Many carry-ons are pulled aside for hand checking, which happens at all airports. I suspect my carry-ons are regularly pulled aside for hand checking due to the numerous cables in them, which I use with my photography and computer gear.
The inspection tables at CDG are extremely small. There is no room to remove anything from passengers’ carry-ons and safely stow them. I asked the agent to be careful with my camera gear, but in rifling through my bag, two of my expensive lenses were dropped. Fortunately, I caught them.
At the least, more and larger tables must be provided at the beginning of security lines to speed them up, and at the end to facilitate safe hand inspections of carry-on bags.
Hand inspections at CDG Terminal 1 are very different than those I encounter at other airports. At CDG, the security agent isn’t required to wear gloves. When the agent began inspecting my bag I asked her to put on gloves. The agent and her supervisor ignored my pleas. I was upset with the procedure, not because she was handling my belongings in an unsanitary way, but due to potential contamination.
I was seriously concerned she would contaminate my belongings for the upcoming ETD, Explosive Trace Detection, test.
ETD equipment, used to analyze whether passengers or their luggage have recently been in contact with trace elements of explosives, can detect them down to a nanogram, a billionth of a gram.
Many, if not most, explosive chemicals are quite sticky, in part due to their molecular size and because they tend to be reactive nitro compounds, which easily adhere to other molecules, including skin, clothes, bags, laptops, etc., and are difficult to thoroughly clean. A terrorist may try to wash the compounds off everything, and themselves, but it’s extremely difficult.
By not wearing gloves, and/or changing gloves in between handling each passenger and their belongings, CDG security agents can easily transfer any explosive residue they contact from one passenger to the next and to the ETD swab they use to rub on passengers’ hands and their belongings.
Passengers can far too easily be detained and questioned based on a false positive of detected explosive chemicals because of this incompetent and unprofessional procedure.

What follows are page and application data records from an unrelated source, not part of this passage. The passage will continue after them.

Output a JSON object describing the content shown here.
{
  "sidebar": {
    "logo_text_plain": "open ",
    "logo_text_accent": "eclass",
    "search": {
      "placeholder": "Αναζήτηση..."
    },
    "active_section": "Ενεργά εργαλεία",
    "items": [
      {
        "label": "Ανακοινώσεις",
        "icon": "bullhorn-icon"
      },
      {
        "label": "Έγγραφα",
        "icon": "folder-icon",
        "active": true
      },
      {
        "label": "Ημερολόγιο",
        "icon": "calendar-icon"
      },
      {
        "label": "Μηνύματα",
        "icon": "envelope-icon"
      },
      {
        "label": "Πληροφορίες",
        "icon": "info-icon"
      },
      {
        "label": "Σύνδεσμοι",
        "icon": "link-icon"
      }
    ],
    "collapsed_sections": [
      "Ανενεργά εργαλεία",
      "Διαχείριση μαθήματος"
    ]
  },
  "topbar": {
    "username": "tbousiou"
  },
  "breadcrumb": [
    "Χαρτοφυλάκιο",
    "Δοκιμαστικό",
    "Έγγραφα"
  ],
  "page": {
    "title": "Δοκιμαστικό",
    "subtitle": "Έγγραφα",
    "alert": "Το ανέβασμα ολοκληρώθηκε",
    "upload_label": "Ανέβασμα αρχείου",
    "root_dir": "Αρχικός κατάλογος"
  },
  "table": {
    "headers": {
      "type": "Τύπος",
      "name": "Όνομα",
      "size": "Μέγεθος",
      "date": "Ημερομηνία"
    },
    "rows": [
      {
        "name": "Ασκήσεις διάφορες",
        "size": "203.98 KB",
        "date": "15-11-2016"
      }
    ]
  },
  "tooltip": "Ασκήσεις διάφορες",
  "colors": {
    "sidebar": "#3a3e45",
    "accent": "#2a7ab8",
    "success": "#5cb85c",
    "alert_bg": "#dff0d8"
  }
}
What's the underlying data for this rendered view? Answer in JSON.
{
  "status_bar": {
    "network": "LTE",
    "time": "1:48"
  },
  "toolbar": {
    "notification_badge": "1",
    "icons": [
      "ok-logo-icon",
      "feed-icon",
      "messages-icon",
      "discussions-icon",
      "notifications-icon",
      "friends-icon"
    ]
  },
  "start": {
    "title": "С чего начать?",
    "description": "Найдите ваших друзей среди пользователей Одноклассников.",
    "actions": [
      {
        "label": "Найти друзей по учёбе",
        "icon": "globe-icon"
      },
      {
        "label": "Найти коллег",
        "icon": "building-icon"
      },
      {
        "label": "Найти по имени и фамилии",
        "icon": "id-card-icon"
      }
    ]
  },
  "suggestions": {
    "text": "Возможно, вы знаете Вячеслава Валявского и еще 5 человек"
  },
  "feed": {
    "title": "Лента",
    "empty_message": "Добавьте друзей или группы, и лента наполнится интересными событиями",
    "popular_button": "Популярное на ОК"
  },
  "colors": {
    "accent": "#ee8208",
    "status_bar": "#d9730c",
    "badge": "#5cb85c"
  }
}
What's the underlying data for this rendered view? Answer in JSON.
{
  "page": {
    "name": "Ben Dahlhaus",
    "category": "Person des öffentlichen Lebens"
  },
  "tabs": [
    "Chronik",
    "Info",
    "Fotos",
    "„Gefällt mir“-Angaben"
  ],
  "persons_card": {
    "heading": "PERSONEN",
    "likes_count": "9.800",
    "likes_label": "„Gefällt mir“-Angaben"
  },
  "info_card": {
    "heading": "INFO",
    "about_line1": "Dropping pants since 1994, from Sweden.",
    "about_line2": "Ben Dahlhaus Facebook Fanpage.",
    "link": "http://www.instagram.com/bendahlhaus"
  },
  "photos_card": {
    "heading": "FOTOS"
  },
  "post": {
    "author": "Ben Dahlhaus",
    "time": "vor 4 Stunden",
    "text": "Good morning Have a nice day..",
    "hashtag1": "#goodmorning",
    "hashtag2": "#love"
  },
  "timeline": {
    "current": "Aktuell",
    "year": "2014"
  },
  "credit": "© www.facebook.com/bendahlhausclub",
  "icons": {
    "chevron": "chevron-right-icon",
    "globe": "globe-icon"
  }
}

Once through security, most passengers think they are ready to board, but such was not the case for economy passengers while I was at the gate. These passengers were required to go through secondary screening at the gate, some just minutes after clearing primary security, while business class passengers were all exempted from the extra screening. This is the same practice I’ve seen each time I’ve flown from CDG. Moreover, some passengers were required to have secondary screening well before boarding, then made to wait in a hallway with no lavatory access. They were treated as if they were prisoners.
These procedures and methodologies don’t seem rational to me.
After many years working in corporate America as a chemical engineer, executive and eventually CFO of a multinational manufacturer, Ned founded a tech consulting company and later restarted NSL Photography, his photography business. Before entering the corporate world, Ned worked as a Public Health Engineer for the Philadelphia Department of Public Health. As a well known corporate, travel and wildlife photographer, Ned travels the world writing about travel and photography, as well as running photography workshops, seminars and photowalks. Visit Ned’s Photography Blog and Galleries.